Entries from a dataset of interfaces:
*-*-*

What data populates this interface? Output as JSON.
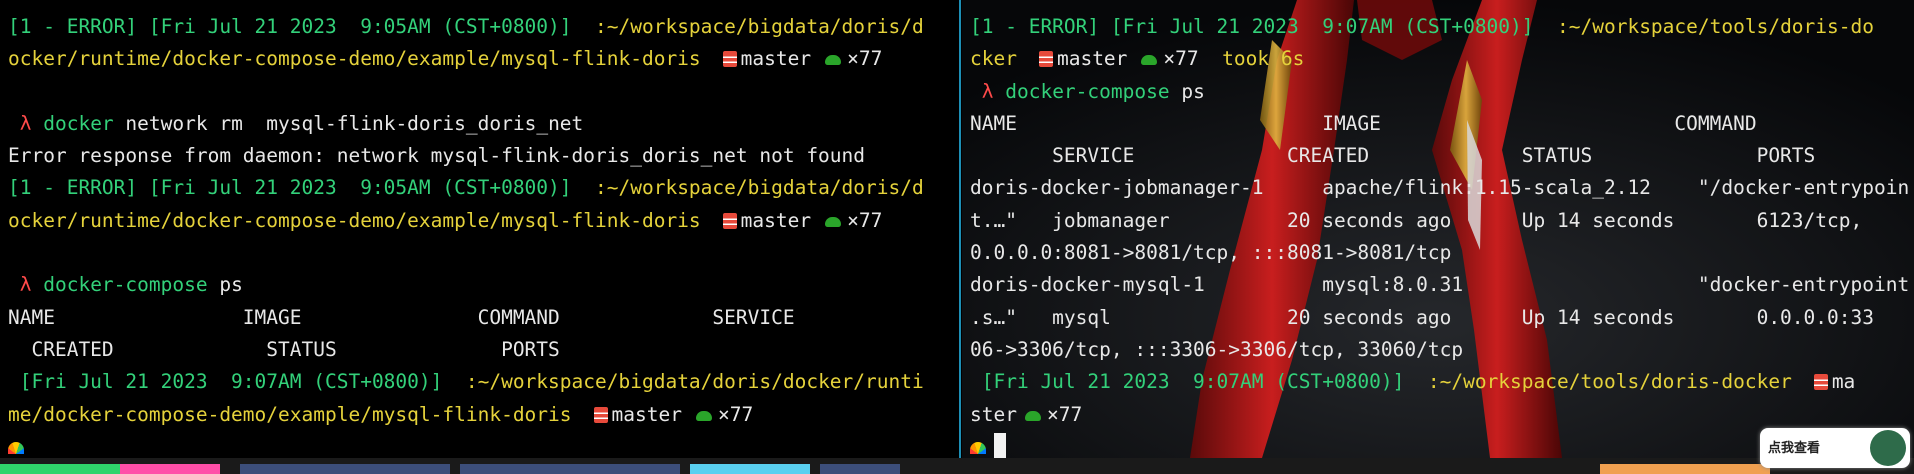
{
  "left_terminal": {
    "p1_status": "[1 - ERROR] [Fri Jul 21 2023  9:05AM (CST+0800)]",
    "p1_path_a": "  :~/workspace/bigdata/doris/d",
    "p1_path_b": "ocker/runtime/docker-compose-demo/example/mysql-flink-doris",
    "p1_branch": "master",
    "p1_count": "×77",
    "cmd1_prompt": " λ ",
    "cmd1_name": "docker",
    "cmd1_args": " network rm  mysql-flink-doris_doris_net",
    "error_line": "Error response from daemon: network mysql-flink-doris_doris_net not found",
    "p2_status": "[1 - ERROR] [Fri Jul 21 2023  9:05AM (CST+0800)]",
    "p2_path_a": "  :~/workspace/bigdata/doris/d",
    "p2_path_b": "ocker/runtime/docker-compose-demo/example/mysql-flink-doris",
    "p2_branch": "master",
    "p2_count": "×77",
    "cmd2_prompt": " λ ",
    "cmd2_name": "docker-compose",
    "cmd2_args": " ps",
    "header_row1": "NAME                IMAGE               COMMAND             SERVICE",
    "header_row2": "  CREATED             STATUS              PORTS",
    "p3_status": " [Fri Jul 21 2023  9:07AM (CST+0800)]",
    "p3_path_a": "  :~/workspace/bigdata/doris/docker/runti",
    "p3_path_b": "me/docker-compose-demo/example/mysql-flink-doris",
    "p3_branch": "master",
    "p3_count": "×77"
  },
  "right_terminal": {
    "p1_status": "[1 - ERROR] [Fri Jul 21 2023  9:07AM (CST+0800)]",
    "p1_path_a": "  :~/workspace/tools/doris-do",
    "p1_path_b": "cker",
    "p1_branch": "master",
    "p1_count": "×77",
    "p1_took": "  took 6s",
    "cmd_prompt": " λ ",
    "cmd_name": "docker-compose",
    "cmd_args": " ps",
    "rows": [
      "NAME                          IMAGE                         COMMAND",
      "       SERVICE             CREATED             STATUS              PORTS",
      "doris-docker-jobmanager-1     apache/flink:1.15-scala_2.12    \"/docker-entrypoin",
      "t.…\"   jobmanager          20 seconds ago      Up 14 seconds       6123/tcp,",
      "0.0.0.0:8081->8081/tcp, :::8081->8081/tcp",
      "doris-docker-mysql-1          mysql:8.0.31                    \"docker-entrypoint",
      ".s…\"   mysql               20 seconds ago      Up 14 seconds       0.0.0.0:33",
      "06->3306/tcp, :::3306->3306/tcp, 33060/tcp"
    ],
    "p2_status": " [Fri Jul 21 2023  9:07AM (CST+0800)]",
    "p2_path": "  :~/workspace/tools/doris-docker",
    "p2_branch_a": "ma",
    "p2_branch_b": "ster",
    "p2_count": "×77"
  },
  "watermark": {
    "label": "点我查看"
  },
  "icons": {
    "git_branch": "git-branch-icon",
    "turtle": "turtle-icon",
    "rainbow": "rainbow-icon"
  }
}
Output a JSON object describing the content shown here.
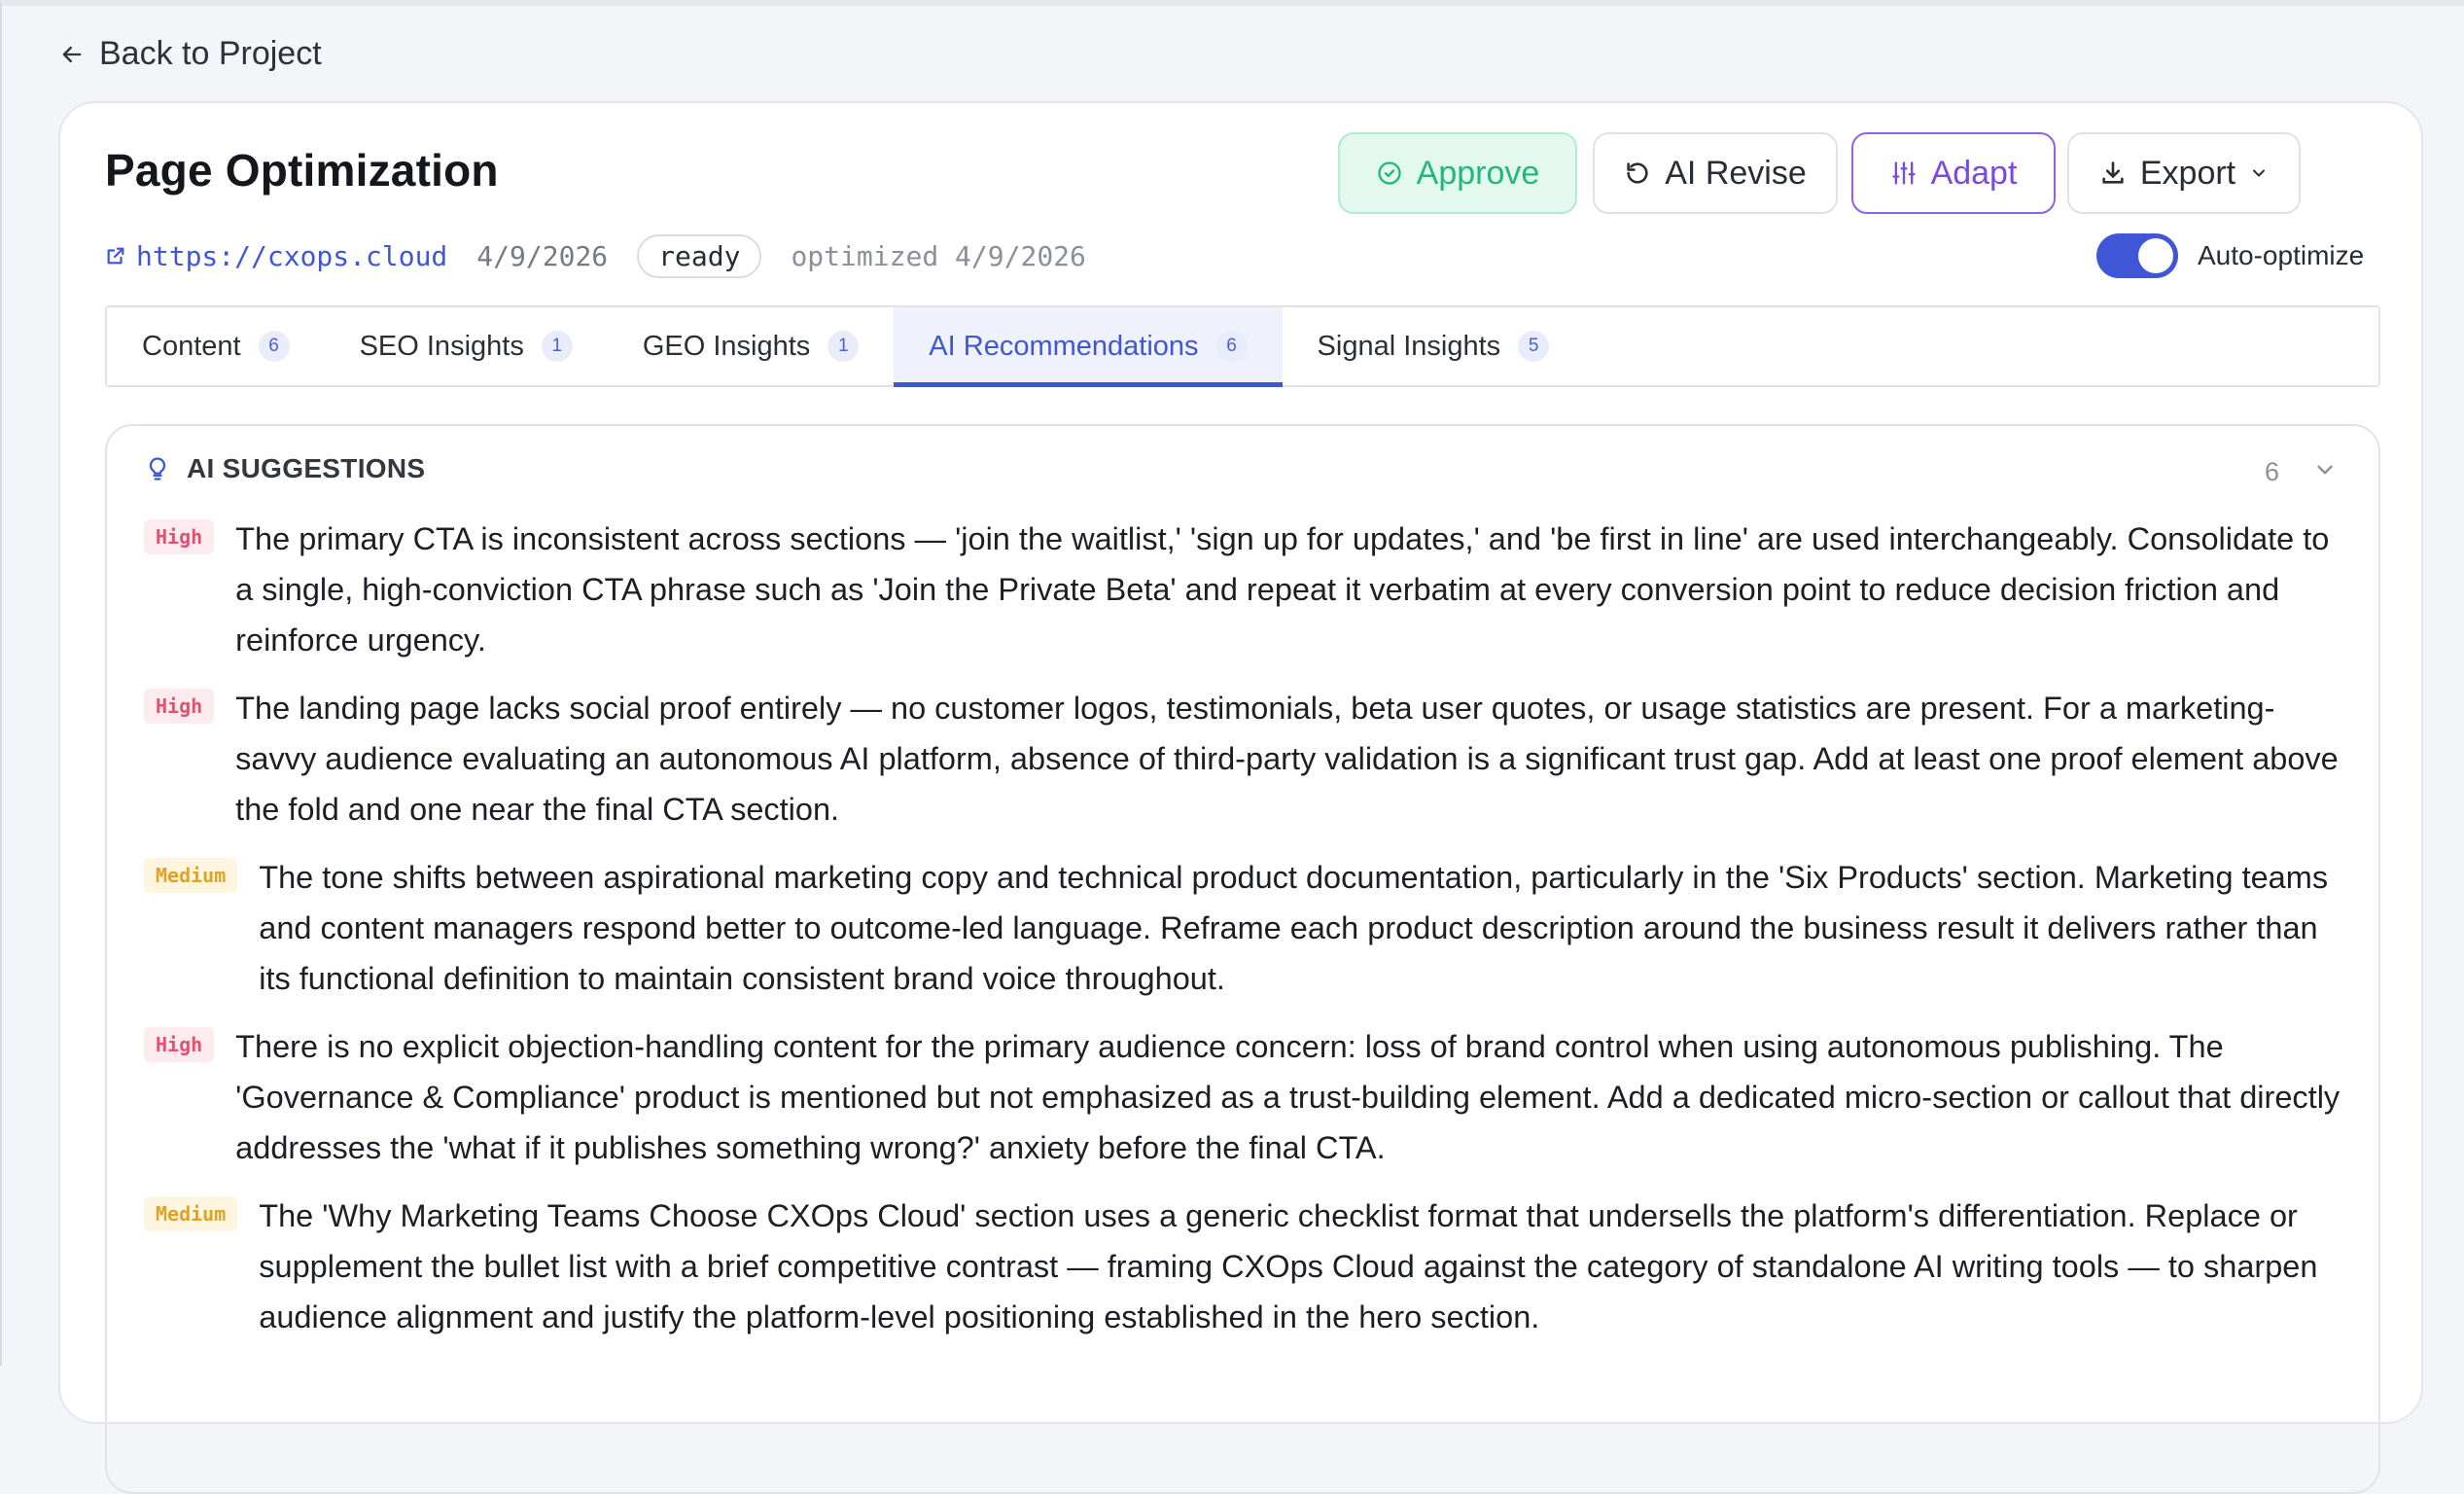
{
  "nav": {
    "back_label": "Back to Project"
  },
  "header": {
    "title": "Page Optimization",
    "url": "https://cxops.cloud",
    "date": "4/9/2026",
    "status": "ready",
    "optimized": "optimized 4/9/2026",
    "auto_optimize_label": "Auto-optimize",
    "auto_optimize_on": true
  },
  "actions": {
    "approve": "Approve",
    "revise": "AI Revise",
    "adapt": "Adapt",
    "export": "Export"
  },
  "tabs": [
    {
      "label": "Content",
      "count": "6"
    },
    {
      "label": "SEO Insights",
      "count": "1"
    },
    {
      "label": "GEO Insights",
      "count": "1"
    },
    {
      "label": "AI Recommendations",
      "count": "6",
      "active": true
    },
    {
      "label": "Signal Insights",
      "count": "5"
    }
  ],
  "suggestions": {
    "title": "AI SUGGESTIONS",
    "count": "6",
    "items": [
      {
        "priority": "High",
        "text": "The primary CTA is inconsistent across sections — 'join the waitlist,' 'sign up for updates,' and 'be first in line' are used interchangeably. Consolidate to a single, high-conviction CTA phrase such as 'Join the Private Beta' and repeat it verbatim at every conversion point to reduce decision friction and reinforce urgency."
      },
      {
        "priority": "High",
        "text": "The landing page lacks social proof entirely — no customer logos, testimonials, beta user quotes, or usage statistics are present. For a marketing-savvy audience evaluating an autonomous AI platform, absence of third-party validation is a significant trust gap. Add at least one proof element above the fold and one near the final CTA section."
      },
      {
        "priority": "Medium",
        "text": "The tone shifts between aspirational marketing copy and technical product documentation, particularly in the 'Six Products' section. Marketing teams and content managers respond better to outcome-led language. Reframe each product description around the business result it delivers rather than its functional definition to maintain consistent brand voice throughout."
      },
      {
        "priority": "High",
        "text": "There is no explicit objection-handling content for the primary audience concern: loss of brand control when using autonomous publishing. The 'Governance & Compliance' product is mentioned but not emphasized as a trust-building element. Add a dedicated micro-section or callout that directly addresses the 'what if it publishes something wrong?' anxiety before the final CTA."
      },
      {
        "priority": "Medium",
        "text": "The 'Why Marketing Teams Choose CXOps Cloud' section uses a generic checklist format that undersells the platform's differentiation. Replace or supplement the bullet list with a brief competitive contrast — framing CXOps Cloud against the category of standalone AI writing tools — to sharpen audience alignment and justify the platform-level positioning established in the hero section."
      }
    ]
  },
  "colors": {
    "accent": "#3f57d6",
    "approve": "#22b87a",
    "adapt": "#7b4be0",
    "high": "#e25270",
    "medium": "#dfa425"
  }
}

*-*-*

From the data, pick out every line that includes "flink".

### Solution to this exercise
    "p1_path_b": "ocker/runtime/docker-compose-demo/example/mysql-flink-doris",
    "cmd1_args": " network rm  mysql-flink-doris_doris_net",
    "error_line": "Error response from daemon: network mysql-flink-doris_doris_net not found",
    "p2_path_b": "ocker/runtime/docker-compose-demo/example/mysql-flink-doris",
    "p3_path_b": "me/docker-compose-demo/example/mysql-flink-doris",
      "doris-docker-jobmanager-1     apache/flink:1.15-scala_2.12    \"/docker-entrypoin",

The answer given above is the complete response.